Transparency can be variable
While most real estate agents are very likely honest individuals, there are some that are less so. Celebrity realtors interviewed last year outlined several common "tricks of the trade", as well as examples of disingenuousness:

  • Putting up expired or sold listings on the Internet just to solicit inquiries
  • Minimizing the negative aspects of a property through misleading advertising
  • Not mentioning issues that should be disclosed
  • Implying that open houses benefit sellers, when agents generally use them to market their services.

Apparently, agents also impersonate each other, to the detriment of clients. The National Association of Exclusive Buyer Agents recently posted a warning on its blog that described just such behavior. The group noted an uptick in the number of realtors claiming to be buyers agents only, despite the fact that they or their companies also took on sales listings – which means that they work for sellers, as well.

Bottom line? Look before you leap
While the piece on the realtor's handbook is quite entertaining, the fact that real estate brokers use common marketing tactics in order to pressure apartment and home hunters into using their services isn't all that shocking.

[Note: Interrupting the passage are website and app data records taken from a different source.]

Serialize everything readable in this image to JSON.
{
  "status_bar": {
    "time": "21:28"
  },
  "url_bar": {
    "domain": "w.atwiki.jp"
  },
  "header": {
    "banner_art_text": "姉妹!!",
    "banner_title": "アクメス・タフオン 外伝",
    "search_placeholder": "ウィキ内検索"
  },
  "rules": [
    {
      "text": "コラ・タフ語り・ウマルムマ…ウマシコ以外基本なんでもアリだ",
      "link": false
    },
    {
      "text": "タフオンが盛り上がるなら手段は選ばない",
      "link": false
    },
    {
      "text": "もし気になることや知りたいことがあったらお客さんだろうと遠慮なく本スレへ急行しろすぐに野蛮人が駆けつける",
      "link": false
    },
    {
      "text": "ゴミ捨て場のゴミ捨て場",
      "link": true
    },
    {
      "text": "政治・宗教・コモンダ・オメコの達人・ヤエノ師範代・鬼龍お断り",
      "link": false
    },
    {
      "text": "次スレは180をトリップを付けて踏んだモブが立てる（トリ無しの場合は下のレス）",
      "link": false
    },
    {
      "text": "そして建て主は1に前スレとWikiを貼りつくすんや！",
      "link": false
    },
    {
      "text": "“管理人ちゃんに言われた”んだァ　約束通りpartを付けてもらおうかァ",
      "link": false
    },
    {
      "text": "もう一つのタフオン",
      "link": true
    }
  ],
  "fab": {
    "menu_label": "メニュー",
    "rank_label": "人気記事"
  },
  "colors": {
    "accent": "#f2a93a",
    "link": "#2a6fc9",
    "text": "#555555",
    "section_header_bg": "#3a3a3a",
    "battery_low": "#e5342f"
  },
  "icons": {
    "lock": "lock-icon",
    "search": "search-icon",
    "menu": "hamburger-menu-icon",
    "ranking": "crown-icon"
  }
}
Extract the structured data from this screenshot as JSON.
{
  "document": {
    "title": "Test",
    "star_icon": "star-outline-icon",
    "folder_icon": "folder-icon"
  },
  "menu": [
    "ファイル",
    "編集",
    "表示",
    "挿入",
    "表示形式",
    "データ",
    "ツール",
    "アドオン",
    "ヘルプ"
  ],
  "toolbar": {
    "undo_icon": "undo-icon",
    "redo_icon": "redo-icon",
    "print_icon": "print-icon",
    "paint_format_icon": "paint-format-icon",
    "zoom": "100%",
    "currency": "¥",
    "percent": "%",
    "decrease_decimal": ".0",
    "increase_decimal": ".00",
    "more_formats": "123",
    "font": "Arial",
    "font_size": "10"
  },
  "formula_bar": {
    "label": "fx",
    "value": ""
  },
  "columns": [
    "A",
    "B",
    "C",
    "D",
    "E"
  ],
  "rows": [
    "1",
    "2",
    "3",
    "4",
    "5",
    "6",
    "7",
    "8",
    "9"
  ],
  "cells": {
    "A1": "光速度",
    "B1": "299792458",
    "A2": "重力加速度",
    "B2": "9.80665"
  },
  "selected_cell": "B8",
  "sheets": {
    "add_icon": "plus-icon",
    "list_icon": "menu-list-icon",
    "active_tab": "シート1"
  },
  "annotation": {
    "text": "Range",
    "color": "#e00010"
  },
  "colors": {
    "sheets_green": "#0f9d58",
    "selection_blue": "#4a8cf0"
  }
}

Similarly, there is no reason to be outraged about the fact that open houses behoove realtors more than sellers. Commission rates, after all, are agreed upon when the contract is first signed, and are not dependent upon open houses, or the number of showings required in order to sell the property. Only when the house is actually sold does the seller pay up.

For home buyers and sellers who choose to use a real estate broker to help navigate the sometimes complicated property transaction landscape, due diligence is in order, just as it would be with any large purchase or investment. Educate yourself about the process, and maintain control throughout. Doing so should keep transparency high, and surprises low.